Even those of us with excellent prescription plans in our insurance packages are often spending more money than we have to on regular medications, especially if there’s something in your regimen that is rare, or not covered. How can you reduce what you pay for prescription medicine? Here are some ideas:
- Ask for Samples: Pharmaceutical companies generally provide free samples of new or rebranded medicines to doctors and hospitals. If you’re being given a new prescription, ask your doctor for a free sample, especially if it’s something like an antihistamine or blood pressure medication that you’ll be using often. You’ll save money, and confirm that the new drug works for you, before committing to an entire thirty-day supply.
- Go Generic: Most doctors don’t automatically prescribe generic versions of drugs. Most insurance plans require that you use a generic if it’s available. If your pharmacist doesn’t offer you a generic automatically, ask for one. It will save you a lot of cash.
- Go Postal: Many insurance companies are pushing the use of in-house pharmacies for regular prescriptions. They ship you a three-month supply by mail, but most of the time, you’ll only pay for two months, and you don’t have to worry about remembering to ask for a refill, or finding time to go to the drug store.
- Join the Club: Chain pharmacies like Walgreens and CVS, and even the drug stores inside department stores, often offer prescription drug “clubs.” You pay a small annual fee, and get prescription medications filled at a deeply discounted rate. Some of these work with insurance plans, but others are meant for people who don’t have prescription drug coverage.
- Over-the-Counter Options? Many drugs, especially pain relievers and antihistamines, that used to require prescriptions are now available “over the counter,” meaning you can just buy them. If your doctor recommends ointments, eye drops, or allergy meds (among others) ask if there’s an OTC (over-the-counter) brand that will work.

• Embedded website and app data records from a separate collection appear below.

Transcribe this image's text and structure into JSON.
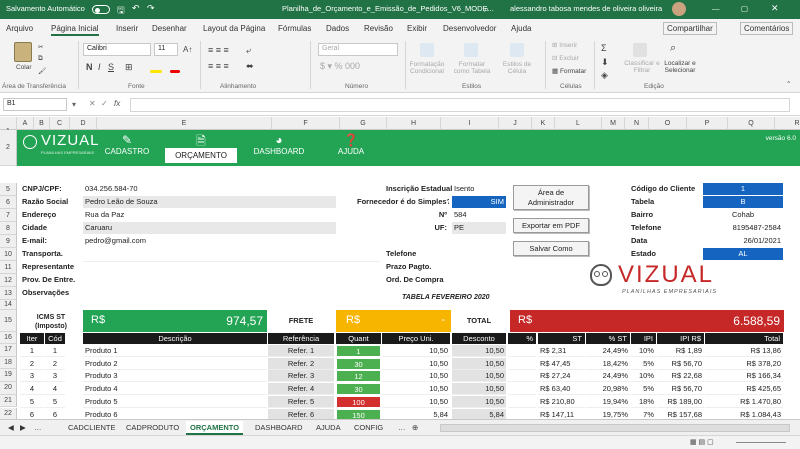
{
  "titlebar": {
    "autosave": "Salvamento Automático",
    "filename": "Planilha_de_Orçamento_e_Emissão_de_Pedidos_V6_MODE...",
    "user": "alessandro tabosa mendes de oliveira oliveira"
  },
  "menu": [
    "Arquivo",
    "Página Inicial",
    "Inserir",
    "Desenhar",
    "Layout da Página",
    "Fórmulas",
    "Dados",
    "Revisão",
    "Exibir",
    "Desenvolvedor",
    "Ajuda"
  ],
  "menu_right": {
    "share": "Compartilhar",
    "comments": "Comentários"
  },
  "ribbon": {
    "paste": "Colar",
    "clipboard": "Área de Transferência",
    "font_name": "Calibri",
    "font_size": "11",
    "font_group": "Fonte",
    "align_group": "Alinhamento",
    "number_format": "Geral",
    "number_group": "Número",
    "cond_format": "Formatação Condicional",
    "format_table": "Formatar como Tabela",
    "cell_styles": "Estilos de Célula",
    "styles_group": "Estilos",
    "insert": "Inserir",
    "delete": "Excluir",
    "format": "Formatar",
    "cells_group": "Células",
    "sort": "Classificar e Filtrar",
    "find": "Localizar e Selecionar",
    "edit_group": "Edição"
  },
  "formula_bar": {
    "namebox": "B1",
    "fx": "fx"
  },
  "columns": [
    "A",
    "B",
    "C",
    "D",
    "E",
    "F",
    "G",
    "H",
    "I",
    "J",
    "K",
    "L",
    "M",
    "N",
    "O",
    "P",
    "Q",
    "R"
  ],
  "banner": {
    "brand": "VIZUAL",
    "brand_sub": "PLANILHAS EMPRESARIAIS",
    "nav": [
      "CADASTRO",
      "ORÇAMENTO",
      "DASHBOARD",
      "AJUDA"
    ],
    "version": "versão 6.0"
  },
  "client": {
    "cnpj_label": "CNPJ/CPF:",
    "cnpj": "034.256.584-70",
    "razao_label": "Razão Social",
    "razao": "Pedro Leão de Souza",
    "endereco_label": "Endereço",
    "endereco": "Rua da Paz",
    "cidade_label": "Cidade",
    "cidade": "Caruaru",
    "email_label": "E-mail:",
    "email": "pedro@gmail.com",
    "transporta_label": "Transporta.",
    "representante_label": "Representante",
    "prov_label": "Prov. De Entre.",
    "obs_label": "Observações",
    "ie_label": "Inscrição Estadual",
    "ie": "Isento",
    "simples_label": "Fornecedor é do Simples?",
    "simples": "SIM",
    "num_label": "Nº",
    "num": "584",
    "uf_label": "UF:",
    "uf": "PE",
    "telefone_label": "Telefone",
    "prazo_label": "Prazo Pagto.",
    "ord_label": "Ord. De Compra",
    "tabela_titulo": "TABELA FEVEREIRO 2020"
  },
  "buttons": {
    "admin": "Área de Administrador",
    "pdf": "Exportar em PDF",
    "save": "Salvar Como"
  },
  "info": {
    "codigo_label": "Código do Cliente",
    "codigo": "1",
    "tabela_label": "Tabela",
    "tabela": "B",
    "bairro_label": "Bairro",
    "bairro": "Cohab",
    "telefone_label": "Telefone",
    "telefone": "8195487-2584",
    "data_label": "Data",
    "data": "26/01/2021",
    "estado_label": "Estado",
    "estado": "AL"
  },
  "totals": {
    "icms_label": "ICMS ST (Imposto)",
    "icms_currency": "R$",
    "icms_value": "974,57",
    "frete_label": "FRETE",
    "frete_currency": "R$",
    "frete_value": "-",
    "total_label": "TOTAL",
    "total_currency": "R$",
    "total_value": "6.588,59"
  },
  "table": {
    "headers": [
      "Iter",
      "Cód",
      "Descrição",
      "Referência",
      "Quant",
      "Preço Uni.",
      "Desconto",
      "%",
      "ST",
      "% ST",
      "IPI",
      "IPI R$",
      "Total"
    ],
    "rows": [
      {
        "r": "17",
        "item": "1",
        "cod": "1",
        "desc": "Produto 1",
        "ref": "Refer. 1",
        "qty": "1",
        "qtyColor": "#4caf50",
        "price": "10,50",
        "disc": "10,50",
        "st": "R$    2,31",
        "pst": "24,49%",
        "ipi": "10%",
        "ipir": "R$     1,89",
        "total": "R$               13,86"
      },
      {
        "r": "18",
        "item": "2",
        "cod": "2",
        "desc": "Produto 2",
        "ref": "Refer. 2",
        "qty": "30",
        "qtyColor": "#4caf50",
        "price": "10,50",
        "disc": "10,50",
        "st": "R$   47,45",
        "pst": "18,42%",
        "ipi": "5%",
        "ipir": "R$   56,70",
        "total": "R$             378,20"
      },
      {
        "r": "19",
        "item": "3",
        "cod": "3",
        "desc": "Produto 3",
        "ref": "Refer. 3",
        "qty": "12",
        "qtyColor": "#4caf50",
        "price": "10,50",
        "disc": "10,50",
        "st": "R$   27,24",
        "pst": "24,49%",
        "ipi": "10%",
        "ipir": "R$   22,68",
        "total": "R$             166,34"
      },
      {
        "r": "20",
        "item": "4",
        "cod": "4",
        "desc": "Produto 4",
        "ref": "Refer. 4",
        "qty": "30",
        "qtyColor": "#4caf50",
        "price": "10,50",
        "disc": "10,50",
        "st": "R$   63,40",
        "pst": "20,98%",
        "ipi": "5%",
        "ipir": "R$   56,70",
        "total": "R$             425,65"
      },
      {
        "r": "21",
        "item": "5",
        "cod": "5",
        "desc": "Produto 5",
        "ref": "Refer. 5",
        "qty": "100",
        "qtyColor": "#d32f2f",
        "price": "10,50",
        "disc": "10,50",
        "st": "R$  210,80",
        "pst": "19,94%",
        "ipi": "18%",
        "ipir": "R$ 189,00",
        "total": "R$          1.470,80"
      },
      {
        "r": "22",
        "item": "6",
        "cod": "6",
        "desc": "Produto 6",
        "ref": "Refer. 6",
        "qty": "150",
        "qtyColor": "#4caf50",
        "price": "5,84",
        "disc": "5,84",
        "st": "R$  147,11",
        "pst": "19,75%",
        "ipi": "7%",
        "ipir": "R$ 157,68",
        "total": "R$          1.084,43"
      }
    ]
  },
  "tabs": [
    "CADCLIENTE",
    "CADPRODUTO",
    "ORÇAMENTO",
    "DASHBOARD",
    "AJUDA",
    "CONFIG"
  ],
  "logo": {
    "text": "VIZUAL",
    "sub": "PLANILHAS EMPRESARIAIS"
  }
}
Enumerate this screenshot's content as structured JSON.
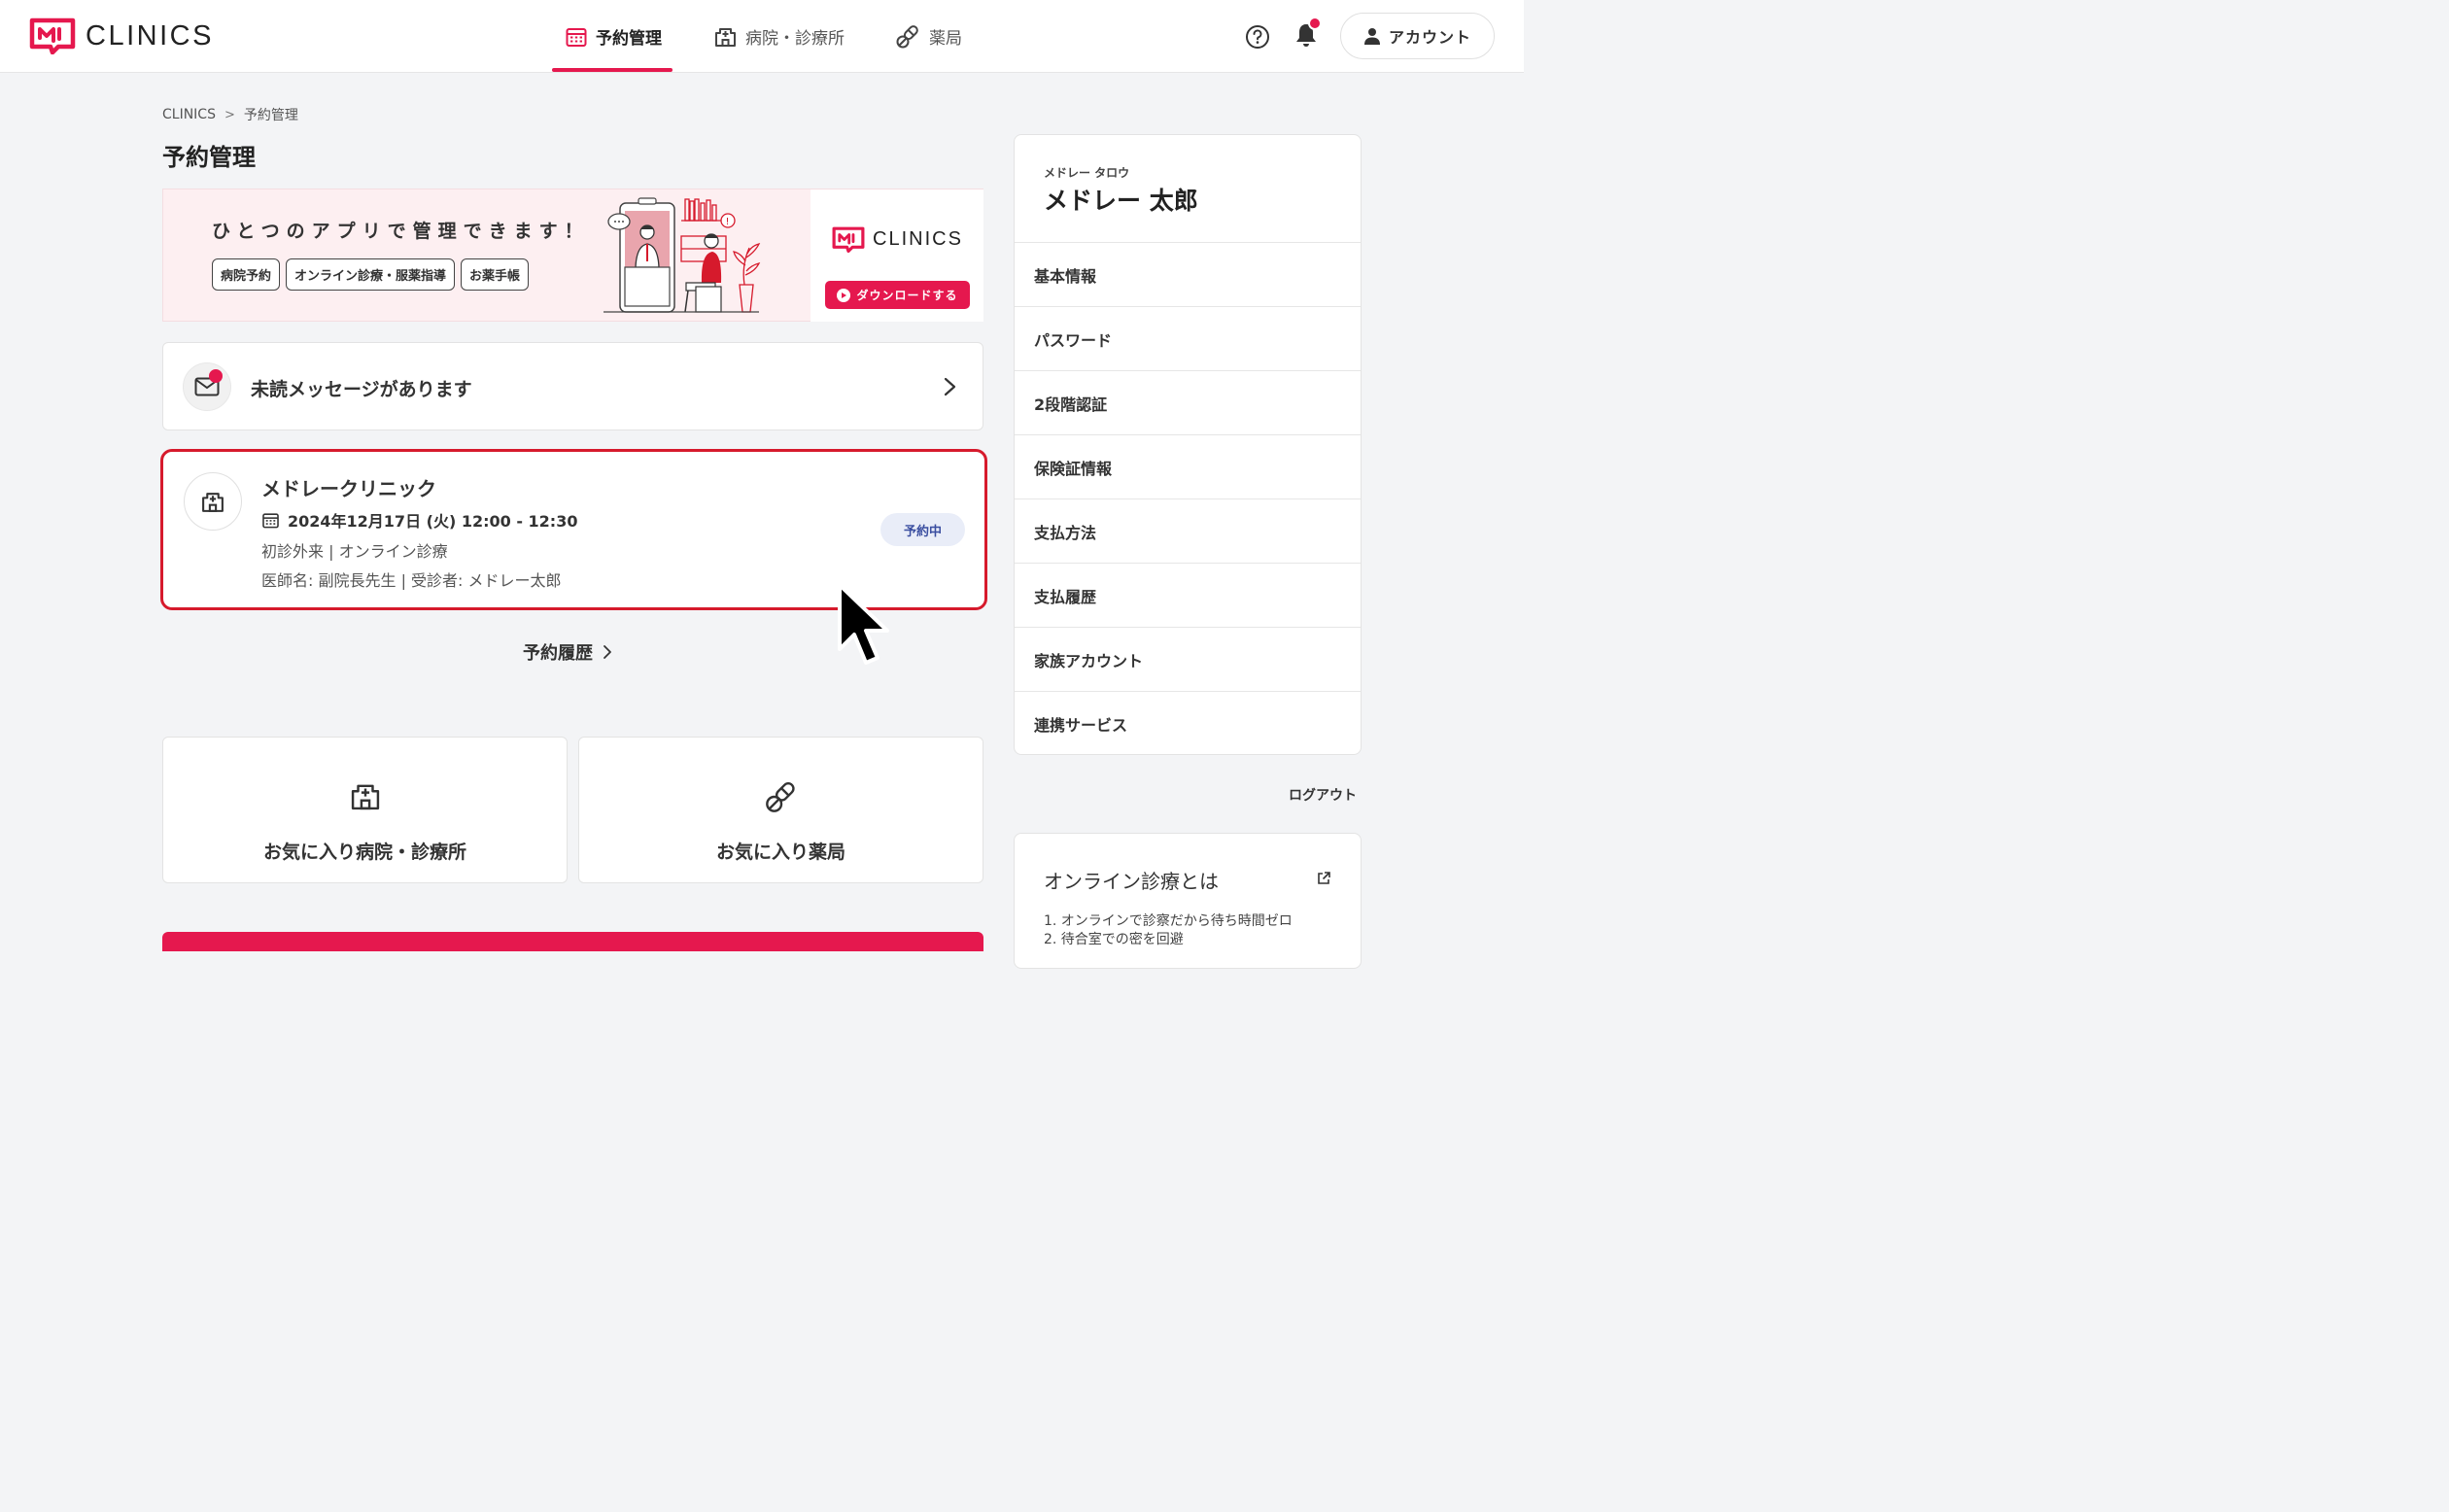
{
  "header": {
    "logo_text": "CLINICS",
    "nav": [
      {
        "label": "予約管理",
        "active": true
      },
      {
        "label": "病院・診療所",
        "active": false
      },
      {
        "label": "薬局",
        "active": false
      }
    ],
    "account_label": "アカウント"
  },
  "breadcrumb": {
    "root": "CLINICS",
    "current": "予約管理"
  },
  "page_title": "予約管理",
  "banner": {
    "headline": "ひとつのアプリで管理できます！",
    "tags": [
      "病院予約",
      "オンライン診療・服薬指導",
      "お薬手帳"
    ],
    "logo_text": "CLINICS",
    "download_label": "ダウンロードする"
  },
  "messages": {
    "unread_text": "未読メッセージがあります"
  },
  "appointment": {
    "clinic_name": "メドレークリニック",
    "datetime": "2024年12月17日 (火) 12:00 - 12:30",
    "type": "初診外来 | オンライン診療",
    "doctor": "医師名: 副院長先生 | 受診者: メドレー太郎",
    "status": "予約中"
  },
  "history_link": "予約履歴",
  "favorites": {
    "hospitals": "お気に入り病院・診療所",
    "pharmacies": "お気に入り薬局"
  },
  "profile": {
    "kana": "メドレー タロウ",
    "name": "メドレー 太郎",
    "menu": [
      "基本情報",
      "パスワード",
      "2段階認証",
      "保険証情報",
      "支払方法",
      "支払履歴",
      "家族アカウント",
      "連携サービス"
    ]
  },
  "logout_label": "ログアウト",
  "online_info": {
    "title": "オンライン診療とは",
    "items": [
      "1. オンラインで診察だから待ち時間ゼロ",
      "2. 待合室での密を回避"
    ]
  },
  "colors": {
    "brand": "#e5184e",
    "highlight_border": "#d61a2c",
    "status_badge_bg": "#e9edf8",
    "status_badge_text": "#3a4ea0"
  }
}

While these tips will help you save money on medication, it’s important to remember that health savings accounts can also be used to cover such expenses. Since the funds that are diverted to HSAs are retained by your employer’s provider every year, make sure you use whatever money is available to you before you lose the chance.